» Work required
When a line of the material has the word "Easter" in it, copy that line.

» The records

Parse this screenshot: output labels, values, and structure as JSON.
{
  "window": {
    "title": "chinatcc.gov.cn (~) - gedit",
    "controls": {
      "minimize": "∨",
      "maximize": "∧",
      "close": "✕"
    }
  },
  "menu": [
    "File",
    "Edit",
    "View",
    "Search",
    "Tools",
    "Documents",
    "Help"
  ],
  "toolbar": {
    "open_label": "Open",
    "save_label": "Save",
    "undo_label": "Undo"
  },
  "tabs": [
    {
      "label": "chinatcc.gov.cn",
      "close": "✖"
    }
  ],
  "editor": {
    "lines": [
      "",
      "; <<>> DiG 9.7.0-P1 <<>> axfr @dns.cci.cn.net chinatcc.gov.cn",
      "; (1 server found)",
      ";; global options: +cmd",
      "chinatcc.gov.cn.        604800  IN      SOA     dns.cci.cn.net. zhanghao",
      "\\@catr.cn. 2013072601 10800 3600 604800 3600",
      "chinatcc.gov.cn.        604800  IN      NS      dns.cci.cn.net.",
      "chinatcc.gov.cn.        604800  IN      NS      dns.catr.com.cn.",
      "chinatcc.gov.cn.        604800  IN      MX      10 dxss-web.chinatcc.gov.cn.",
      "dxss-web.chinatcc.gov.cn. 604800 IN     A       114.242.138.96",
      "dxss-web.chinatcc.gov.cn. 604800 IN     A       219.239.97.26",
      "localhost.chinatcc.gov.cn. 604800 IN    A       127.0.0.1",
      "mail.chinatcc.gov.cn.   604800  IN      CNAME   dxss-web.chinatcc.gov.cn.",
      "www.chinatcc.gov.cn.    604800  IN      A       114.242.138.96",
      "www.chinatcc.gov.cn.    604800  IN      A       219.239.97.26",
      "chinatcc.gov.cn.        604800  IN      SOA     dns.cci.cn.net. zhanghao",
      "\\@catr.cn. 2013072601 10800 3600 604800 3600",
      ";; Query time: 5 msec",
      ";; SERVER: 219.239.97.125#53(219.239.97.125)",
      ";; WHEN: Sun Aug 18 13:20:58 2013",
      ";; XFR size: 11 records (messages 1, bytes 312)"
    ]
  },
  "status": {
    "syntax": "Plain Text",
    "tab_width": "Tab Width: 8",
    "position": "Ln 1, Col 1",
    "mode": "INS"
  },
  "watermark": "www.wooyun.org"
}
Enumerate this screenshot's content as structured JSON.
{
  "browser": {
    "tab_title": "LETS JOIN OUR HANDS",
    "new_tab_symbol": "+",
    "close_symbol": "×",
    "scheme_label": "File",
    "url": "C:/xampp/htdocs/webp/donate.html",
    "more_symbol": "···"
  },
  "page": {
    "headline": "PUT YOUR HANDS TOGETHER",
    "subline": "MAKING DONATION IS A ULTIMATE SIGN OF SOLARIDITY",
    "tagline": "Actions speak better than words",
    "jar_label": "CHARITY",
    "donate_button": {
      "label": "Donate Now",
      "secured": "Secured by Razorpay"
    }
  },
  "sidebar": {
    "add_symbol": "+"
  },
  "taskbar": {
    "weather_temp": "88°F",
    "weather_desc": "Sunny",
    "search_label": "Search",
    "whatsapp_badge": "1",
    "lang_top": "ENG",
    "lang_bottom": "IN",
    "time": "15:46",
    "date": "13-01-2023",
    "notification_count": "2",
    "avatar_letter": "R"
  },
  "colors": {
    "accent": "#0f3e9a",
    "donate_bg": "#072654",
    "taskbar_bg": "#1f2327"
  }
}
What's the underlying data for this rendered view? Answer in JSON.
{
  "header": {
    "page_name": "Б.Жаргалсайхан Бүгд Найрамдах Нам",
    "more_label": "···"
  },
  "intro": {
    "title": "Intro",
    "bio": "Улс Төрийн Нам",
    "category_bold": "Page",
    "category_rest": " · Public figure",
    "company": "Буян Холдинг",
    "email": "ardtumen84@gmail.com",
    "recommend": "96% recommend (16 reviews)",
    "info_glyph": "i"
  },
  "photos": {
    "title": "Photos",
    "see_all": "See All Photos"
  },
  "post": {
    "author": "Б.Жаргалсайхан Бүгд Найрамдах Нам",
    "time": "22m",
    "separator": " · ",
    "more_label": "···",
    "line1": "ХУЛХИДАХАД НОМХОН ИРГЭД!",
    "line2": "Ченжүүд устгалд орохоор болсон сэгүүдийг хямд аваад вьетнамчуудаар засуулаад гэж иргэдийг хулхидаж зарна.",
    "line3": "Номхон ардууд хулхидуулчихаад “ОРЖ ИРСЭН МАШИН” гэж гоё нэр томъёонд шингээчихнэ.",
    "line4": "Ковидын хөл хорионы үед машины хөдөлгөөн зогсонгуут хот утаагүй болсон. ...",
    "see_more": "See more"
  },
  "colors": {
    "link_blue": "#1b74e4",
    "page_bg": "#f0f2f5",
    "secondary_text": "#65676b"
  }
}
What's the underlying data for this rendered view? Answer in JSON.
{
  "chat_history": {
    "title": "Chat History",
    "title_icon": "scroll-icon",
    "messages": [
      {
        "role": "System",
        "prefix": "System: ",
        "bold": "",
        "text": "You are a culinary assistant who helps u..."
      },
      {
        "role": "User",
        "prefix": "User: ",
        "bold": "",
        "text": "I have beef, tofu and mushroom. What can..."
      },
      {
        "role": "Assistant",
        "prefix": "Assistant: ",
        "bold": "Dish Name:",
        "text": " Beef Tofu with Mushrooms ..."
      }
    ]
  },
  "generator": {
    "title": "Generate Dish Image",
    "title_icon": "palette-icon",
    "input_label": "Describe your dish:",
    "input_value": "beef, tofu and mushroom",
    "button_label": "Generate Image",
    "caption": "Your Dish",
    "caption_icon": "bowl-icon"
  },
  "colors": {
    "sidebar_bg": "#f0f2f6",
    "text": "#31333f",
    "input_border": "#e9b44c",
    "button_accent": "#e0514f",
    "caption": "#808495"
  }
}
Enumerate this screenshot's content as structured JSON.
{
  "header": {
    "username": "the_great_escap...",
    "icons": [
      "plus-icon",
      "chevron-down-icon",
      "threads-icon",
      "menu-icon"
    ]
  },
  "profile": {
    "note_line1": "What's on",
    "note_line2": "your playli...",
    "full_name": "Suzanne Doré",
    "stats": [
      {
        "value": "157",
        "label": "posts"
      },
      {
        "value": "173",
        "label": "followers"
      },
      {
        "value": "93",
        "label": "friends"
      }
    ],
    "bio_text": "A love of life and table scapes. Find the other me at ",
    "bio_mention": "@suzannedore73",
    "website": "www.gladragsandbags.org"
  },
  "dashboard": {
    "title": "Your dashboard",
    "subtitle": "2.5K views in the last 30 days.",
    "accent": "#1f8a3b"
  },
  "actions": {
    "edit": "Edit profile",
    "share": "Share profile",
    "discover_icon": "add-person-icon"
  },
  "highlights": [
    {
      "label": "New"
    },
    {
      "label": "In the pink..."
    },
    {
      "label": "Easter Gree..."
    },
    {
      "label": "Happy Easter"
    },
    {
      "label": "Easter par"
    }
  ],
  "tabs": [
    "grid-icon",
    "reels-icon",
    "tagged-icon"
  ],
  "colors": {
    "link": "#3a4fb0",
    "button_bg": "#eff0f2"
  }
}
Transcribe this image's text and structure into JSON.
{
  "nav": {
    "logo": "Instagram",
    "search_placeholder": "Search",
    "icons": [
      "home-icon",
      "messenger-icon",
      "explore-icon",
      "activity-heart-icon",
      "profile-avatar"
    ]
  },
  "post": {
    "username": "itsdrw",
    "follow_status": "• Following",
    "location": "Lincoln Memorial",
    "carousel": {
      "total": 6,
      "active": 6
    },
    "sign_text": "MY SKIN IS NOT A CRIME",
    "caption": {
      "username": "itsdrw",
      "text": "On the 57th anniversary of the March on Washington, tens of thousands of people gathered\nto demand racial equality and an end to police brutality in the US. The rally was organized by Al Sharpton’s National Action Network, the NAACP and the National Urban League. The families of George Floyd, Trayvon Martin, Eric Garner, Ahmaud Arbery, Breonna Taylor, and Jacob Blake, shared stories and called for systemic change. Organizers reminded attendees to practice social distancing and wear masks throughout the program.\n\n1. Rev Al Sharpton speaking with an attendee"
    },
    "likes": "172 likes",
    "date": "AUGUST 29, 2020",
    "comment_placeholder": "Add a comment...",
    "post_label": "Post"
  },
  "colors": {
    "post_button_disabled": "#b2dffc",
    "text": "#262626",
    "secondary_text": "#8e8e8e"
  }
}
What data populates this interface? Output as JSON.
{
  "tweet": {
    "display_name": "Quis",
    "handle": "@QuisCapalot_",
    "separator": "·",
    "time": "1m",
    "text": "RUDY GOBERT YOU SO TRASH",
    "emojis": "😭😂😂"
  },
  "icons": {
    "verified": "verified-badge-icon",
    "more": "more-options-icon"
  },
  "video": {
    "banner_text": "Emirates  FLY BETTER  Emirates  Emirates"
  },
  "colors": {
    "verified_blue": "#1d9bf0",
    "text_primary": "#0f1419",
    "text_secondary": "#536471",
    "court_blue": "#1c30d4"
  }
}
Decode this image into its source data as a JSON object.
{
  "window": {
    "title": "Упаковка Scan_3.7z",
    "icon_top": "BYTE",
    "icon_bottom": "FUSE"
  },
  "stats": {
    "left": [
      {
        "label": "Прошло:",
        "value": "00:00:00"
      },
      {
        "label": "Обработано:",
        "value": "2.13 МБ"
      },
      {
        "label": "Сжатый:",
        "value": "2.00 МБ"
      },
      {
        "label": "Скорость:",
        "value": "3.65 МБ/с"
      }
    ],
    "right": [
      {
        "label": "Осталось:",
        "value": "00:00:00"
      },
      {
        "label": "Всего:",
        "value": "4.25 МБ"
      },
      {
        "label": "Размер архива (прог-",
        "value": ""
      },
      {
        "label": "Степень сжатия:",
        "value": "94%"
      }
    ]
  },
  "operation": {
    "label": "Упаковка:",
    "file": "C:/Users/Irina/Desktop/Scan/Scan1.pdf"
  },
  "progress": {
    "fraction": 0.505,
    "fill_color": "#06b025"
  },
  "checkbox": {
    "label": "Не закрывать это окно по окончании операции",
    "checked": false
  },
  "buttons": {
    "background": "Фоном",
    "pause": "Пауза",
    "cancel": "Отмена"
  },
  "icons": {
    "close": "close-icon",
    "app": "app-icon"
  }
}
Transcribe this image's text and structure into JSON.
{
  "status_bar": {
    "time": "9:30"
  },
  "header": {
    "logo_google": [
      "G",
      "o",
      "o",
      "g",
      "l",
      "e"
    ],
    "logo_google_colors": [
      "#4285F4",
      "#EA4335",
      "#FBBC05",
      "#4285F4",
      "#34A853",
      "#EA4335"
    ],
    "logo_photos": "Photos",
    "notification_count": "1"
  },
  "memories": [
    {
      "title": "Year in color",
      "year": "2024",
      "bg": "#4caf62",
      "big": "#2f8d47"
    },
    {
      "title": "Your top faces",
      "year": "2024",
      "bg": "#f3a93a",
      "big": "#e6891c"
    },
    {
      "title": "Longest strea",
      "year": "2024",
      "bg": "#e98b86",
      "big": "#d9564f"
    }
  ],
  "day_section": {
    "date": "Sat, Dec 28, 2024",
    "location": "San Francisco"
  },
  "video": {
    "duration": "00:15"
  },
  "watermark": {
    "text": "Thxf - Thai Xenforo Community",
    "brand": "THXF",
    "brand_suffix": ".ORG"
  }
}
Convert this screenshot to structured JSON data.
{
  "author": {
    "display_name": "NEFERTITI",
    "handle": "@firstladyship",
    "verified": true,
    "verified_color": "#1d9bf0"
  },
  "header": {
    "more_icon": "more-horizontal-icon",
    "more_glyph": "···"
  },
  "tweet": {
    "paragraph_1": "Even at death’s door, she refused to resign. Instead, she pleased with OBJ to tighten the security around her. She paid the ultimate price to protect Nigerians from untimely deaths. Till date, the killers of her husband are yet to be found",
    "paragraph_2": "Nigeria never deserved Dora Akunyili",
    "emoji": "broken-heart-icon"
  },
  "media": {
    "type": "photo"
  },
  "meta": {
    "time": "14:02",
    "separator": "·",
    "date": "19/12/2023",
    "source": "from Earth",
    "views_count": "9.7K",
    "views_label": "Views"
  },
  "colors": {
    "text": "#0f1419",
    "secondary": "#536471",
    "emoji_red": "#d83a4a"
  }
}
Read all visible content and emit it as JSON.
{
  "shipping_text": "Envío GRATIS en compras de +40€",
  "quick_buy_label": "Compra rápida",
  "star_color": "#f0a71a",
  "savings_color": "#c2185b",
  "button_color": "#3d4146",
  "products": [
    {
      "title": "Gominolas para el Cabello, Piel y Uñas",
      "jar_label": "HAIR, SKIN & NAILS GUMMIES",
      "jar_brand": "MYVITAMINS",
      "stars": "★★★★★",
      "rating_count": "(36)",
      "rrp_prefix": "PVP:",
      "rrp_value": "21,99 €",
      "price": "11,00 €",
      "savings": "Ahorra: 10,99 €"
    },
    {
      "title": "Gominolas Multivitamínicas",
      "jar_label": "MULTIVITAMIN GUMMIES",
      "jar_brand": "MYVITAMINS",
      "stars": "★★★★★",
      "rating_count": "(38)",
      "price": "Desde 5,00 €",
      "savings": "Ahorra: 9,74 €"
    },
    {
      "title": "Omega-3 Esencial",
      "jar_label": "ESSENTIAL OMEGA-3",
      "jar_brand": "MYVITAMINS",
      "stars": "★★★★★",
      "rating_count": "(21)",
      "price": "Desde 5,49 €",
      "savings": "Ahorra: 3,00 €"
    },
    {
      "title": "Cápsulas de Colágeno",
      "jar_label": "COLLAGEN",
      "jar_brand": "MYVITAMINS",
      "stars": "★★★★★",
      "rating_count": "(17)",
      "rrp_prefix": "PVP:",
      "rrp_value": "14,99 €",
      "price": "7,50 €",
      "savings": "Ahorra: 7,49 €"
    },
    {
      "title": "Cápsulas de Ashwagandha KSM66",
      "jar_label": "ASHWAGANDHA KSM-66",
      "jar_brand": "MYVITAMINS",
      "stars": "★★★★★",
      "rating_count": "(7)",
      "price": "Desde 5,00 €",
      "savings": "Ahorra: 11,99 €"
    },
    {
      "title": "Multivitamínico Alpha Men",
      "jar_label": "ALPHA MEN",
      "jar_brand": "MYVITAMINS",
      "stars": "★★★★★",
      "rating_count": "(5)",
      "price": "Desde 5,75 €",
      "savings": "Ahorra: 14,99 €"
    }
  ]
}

» Exercise solution
      "label": "Easter Gree..."
      "label": "Happy Easter"
      "label": "Easter par"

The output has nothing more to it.